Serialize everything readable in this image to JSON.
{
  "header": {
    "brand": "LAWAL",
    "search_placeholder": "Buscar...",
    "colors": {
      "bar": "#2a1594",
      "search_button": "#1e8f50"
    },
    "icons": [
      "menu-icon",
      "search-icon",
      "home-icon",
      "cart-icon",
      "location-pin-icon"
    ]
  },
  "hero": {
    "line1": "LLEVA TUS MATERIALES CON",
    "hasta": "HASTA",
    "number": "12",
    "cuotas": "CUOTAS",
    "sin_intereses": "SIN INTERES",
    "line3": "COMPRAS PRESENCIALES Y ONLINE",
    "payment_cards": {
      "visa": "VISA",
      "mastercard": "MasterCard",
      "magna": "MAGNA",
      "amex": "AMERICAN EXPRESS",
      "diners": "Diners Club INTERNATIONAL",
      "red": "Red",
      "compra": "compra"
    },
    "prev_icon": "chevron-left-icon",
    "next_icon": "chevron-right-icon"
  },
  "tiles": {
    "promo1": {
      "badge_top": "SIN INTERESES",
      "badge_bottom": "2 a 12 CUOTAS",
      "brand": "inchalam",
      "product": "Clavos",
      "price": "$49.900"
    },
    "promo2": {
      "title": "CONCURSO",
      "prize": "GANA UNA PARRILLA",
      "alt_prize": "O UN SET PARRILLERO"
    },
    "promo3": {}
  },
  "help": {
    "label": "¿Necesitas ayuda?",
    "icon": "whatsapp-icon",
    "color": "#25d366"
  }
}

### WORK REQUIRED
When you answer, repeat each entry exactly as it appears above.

### THE ANSWER
Serialize everything readable in this image to JSON.
{
  "header": {
    "brand": "LAWAL",
    "search_placeholder": "Buscar...",
    "colors": {
      "bar": "#2a1594",
      "search_button": "#1e8f50"
    },
    "icons": [
      "menu-icon",
      "search-icon",
      "home-icon",
      "cart-icon",
      "location-pin-icon"
    ]
  },
  "hero": {
    "line1": "LLEVA TUS MATERIALES CON",
    "hasta": "HASTA",
    "number": "12",
    "cuotas": "CUOTAS",
    "sin_intereses": "SIN INTERES",
    "line3": "COMPRAS PRESENCIALES Y ONLINE",
    "payment_cards": {
      "visa": "VISA",
      "mastercard": "MasterCard",
      "magna": "MAGNA",
      "amex": "AMERICAN EXPRESS",
      "diners": "Diners Club INTERNATIONAL",
      "red": "Red",
      "compra": "compra"
    },
    "prev_icon": "chevron-left-icon",
    "next_icon": "chevron-right-icon"
  },
  "tiles": {
    "promo1": {
      "badge_top": "SIN INTERESES",
      "badge_bottom": "2 a 12 CUOTAS",
      "brand": "inchalam",
      "product": "Clavos",
      "price": "$49.900"
    },
    "promo2": {
      "title": "CONCURSO",
      "prize": "GANA UNA PARRILLA",
      "alt_prize": "O UN SET PARRILLERO"
    },
    "promo3": {}
  },
  "help": {
    "label": "¿Necesitas ayuda?",
    "icon": "whatsapp-icon",
    "color": "#25d366"
  }
}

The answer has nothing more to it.